The article is “Nutraceuticals have potential for boosting the type 1 interferon response to RNA viruses including influenza and coronavirus,” by Mark F. McCarty and James J. DiNicolantonio (https://doi.org/10.1016/j.pcad.2020.02.007). It appears in Progress in Cardiovascular Diseases published by Elsevier.

Full text of the article is available to journalists upon request. To obtain a copy contact Heather Luciano at +1 347 443 4496 or hmsmedia@elsevier.com.

It is also openly available at www.sciencedirect.com/science/article/abs/pii/S0033062020300372.

Journalists wishing to reach the authors should contact Dr. James DiNicolantonio at jjdinicol@gmail.com or Mark McCarty at markfmccarty@gmail.com.

Elsevier’s Novel Coronavirus Information Center provides expert, curated information for the research and health community on Novel Coronavirus (also referred to as COVID-19 and its temporary title 2019-nCoV). All resources are free to access and include guidelines for clinicians and patients. The Research presents the latest early stage and peer-reviewed research from journals including The Lancet and Cell Press, as well as a link to the Coronavirus Hub on ScienceDirect, where you will find every article relevant to Coronavirus, SARS, and MERS freely available. Under the Clinical Solutions tab you will find resources for nurses, clinicians and patients, including FAQs on symptoms.

About Progress in Cardiovascular Diseases
Each issue of Progress in Cardiovascular Diseases comprehensively covers a single topic in the understanding and treatment of disorders of the heart and circulation. Some issues include special articles, definitive reviews that capture the state of the art in the management of clinical problems in cardiology.

About Elsevier
Elsevier is a global information analytics business that helps scientists and clinicians to find new answers, reshape human knowledge, and tackle the most urgent human crises. For 140 years, we have partnered with the research world to curate and verify scientific knowledge. Today, we’re committed to bringing that rigor to a new generation of platforms. Elsevier provides digital solutions and tools in the areas of strategic research management, R&D performance, clinical decision support, and professional education; including ScienceDirect, Scopus, SciVal, ClinicalKey and Sherpath. Elsevier publishes over 2,500 digitized journals, including The Lancet and Cell, 39,000 e-book titles and many iconic reference works, including Gray's Anatomy. Elsevier is part of RELX, a global provider of information-based analytics and decision tools for professional and business customers. www.elsevier.com
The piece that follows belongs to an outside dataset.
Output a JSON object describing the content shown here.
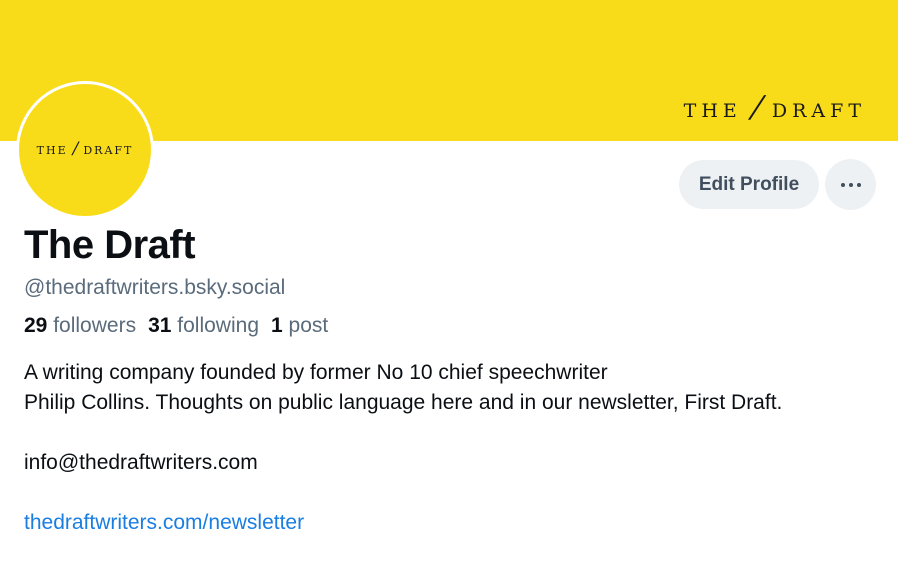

Media contact
Heather Luciano, Publisher
Elsevier
+1 347 443 4496
hmsmedia@elsevier.com